◆ **Task**
Return each line below holding the string "JSON".

◆ **Available records**
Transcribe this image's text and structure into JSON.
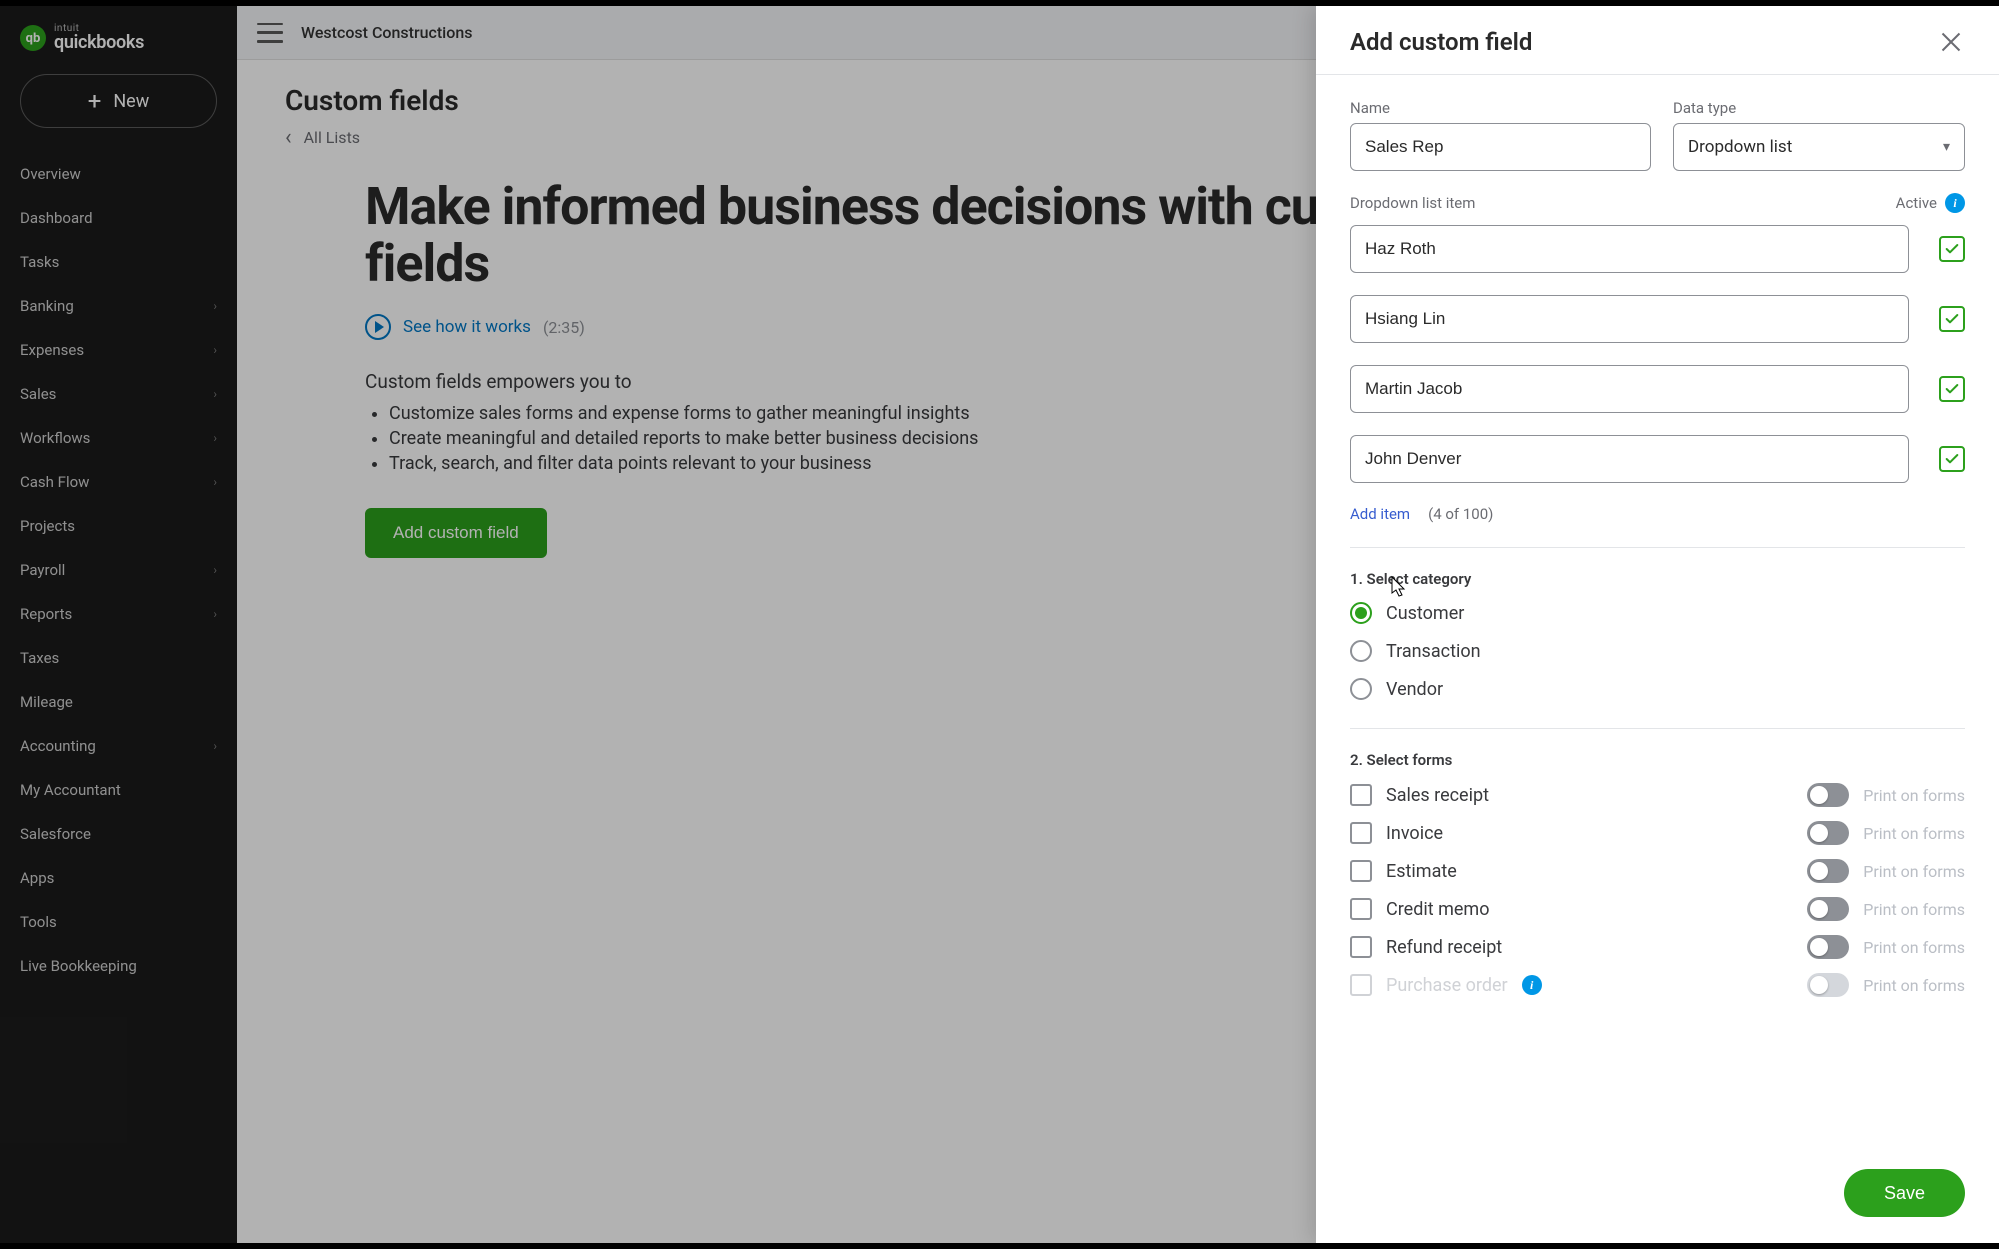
{
  "brand": {
    "intuit": "intuit",
    "qb": "quickbooks"
  },
  "new_button": "New",
  "nav": {
    "items": [
      {
        "label": "Overview",
        "chev": false
      },
      {
        "label": "Dashboard",
        "chev": false
      },
      {
        "label": "Tasks",
        "chev": false
      },
      {
        "label": "Banking",
        "chev": true
      },
      {
        "label": "Expenses",
        "chev": true
      },
      {
        "label": "Sales",
        "chev": true
      },
      {
        "label": "Workflows",
        "chev": true
      },
      {
        "label": "Cash Flow",
        "chev": true
      },
      {
        "label": "Projects",
        "chev": false
      },
      {
        "label": "Payroll",
        "chev": true
      },
      {
        "label": "Reports",
        "chev": true
      },
      {
        "label": "Taxes",
        "chev": false
      },
      {
        "label": "Mileage",
        "chev": false
      },
      {
        "label": "Accounting",
        "chev": true
      },
      {
        "label": "My Accountant",
        "chev": false
      },
      {
        "label": "Salesforce",
        "chev": false
      },
      {
        "label": "Apps",
        "chev": false
      },
      {
        "label": "Tools",
        "chev": false
      },
      {
        "label": "Live Bookkeeping",
        "chev": false
      }
    ]
  },
  "topbar": {
    "company": "Westcost Constructions"
  },
  "page": {
    "title": "Custom fields",
    "back": "All Lists",
    "hero_title": "Make informed business decisions with custom fields",
    "see_how": "See how it works",
    "duration": "(2:35)",
    "intro": "Custom fields empowers you to",
    "bullets": [
      "Customize sales forms and expense forms to gather meaningful insights",
      "Create meaningful and detailed reports to make better business decisions",
      "Track, search, and filter data points relevant to your business"
    ],
    "add_btn": "Add custom field"
  },
  "panel": {
    "title": "Add custom field",
    "name_label": "Name",
    "name_value": "Sales Rep",
    "type_label": "Data type",
    "type_value": "Dropdown list",
    "dd_label": "Dropdown list item",
    "active_label": "Active",
    "items": [
      {
        "value": "Haz Roth"
      },
      {
        "value": "Hsiang Lin"
      },
      {
        "value": "Martin Jacob"
      },
      {
        "value": "John Denver"
      }
    ],
    "add_item": "Add item",
    "count": "(4 of 100)",
    "cat_title": "1. Select category",
    "categories": [
      {
        "label": "Customer",
        "selected": true
      },
      {
        "label": "Transaction",
        "selected": false
      },
      {
        "label": "Vendor",
        "selected": false
      }
    ],
    "forms_title": "2. Select forms",
    "print_label": "Print on forms",
    "forms": [
      {
        "label": "Sales receipt",
        "disabled": false
      },
      {
        "label": "Invoice",
        "disabled": false
      },
      {
        "label": "Estimate",
        "disabled": false
      },
      {
        "label": "Credit memo",
        "disabled": false
      },
      {
        "label": "Refund receipt",
        "disabled": false
      },
      {
        "label": "Purchase order",
        "disabled": true
      }
    ],
    "save": "Save"
  }
}
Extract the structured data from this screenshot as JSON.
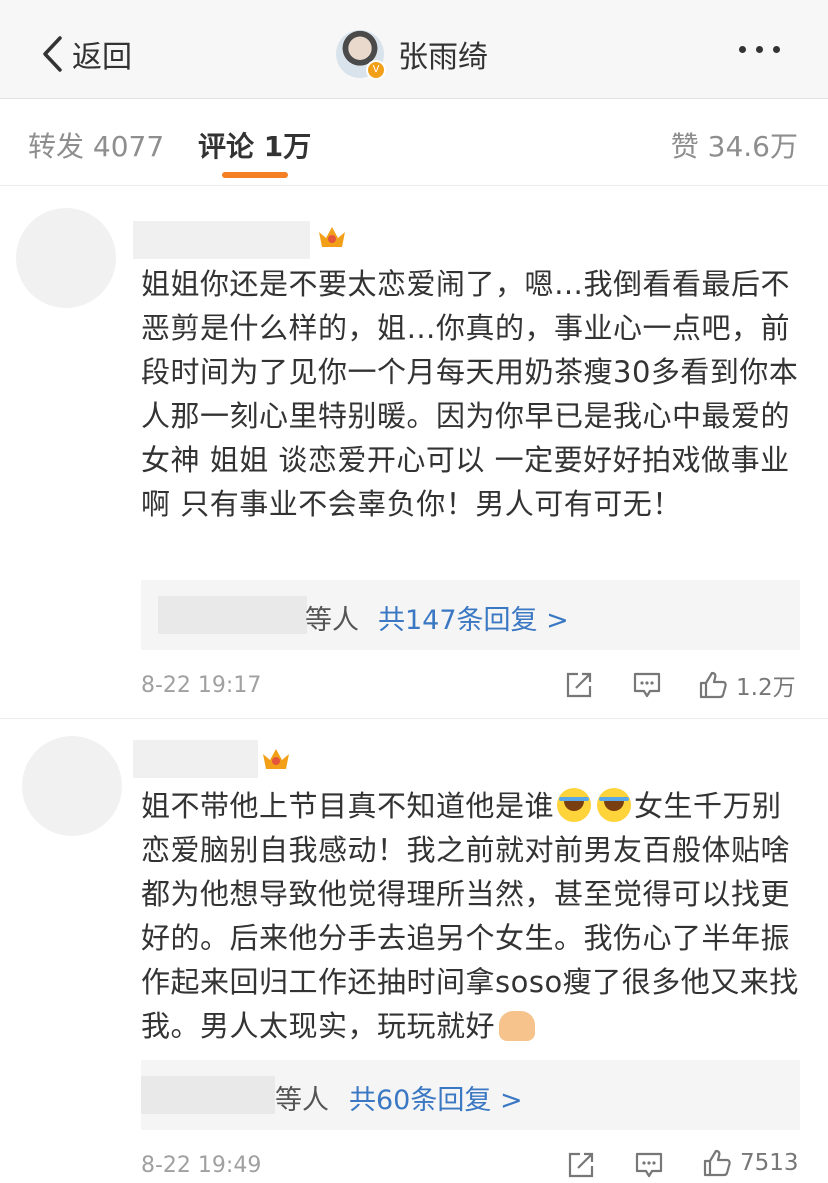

◆ **Answer section**
Transcribe this image's text and structure into JSON.
Extract the structured data from this screenshot as JSON.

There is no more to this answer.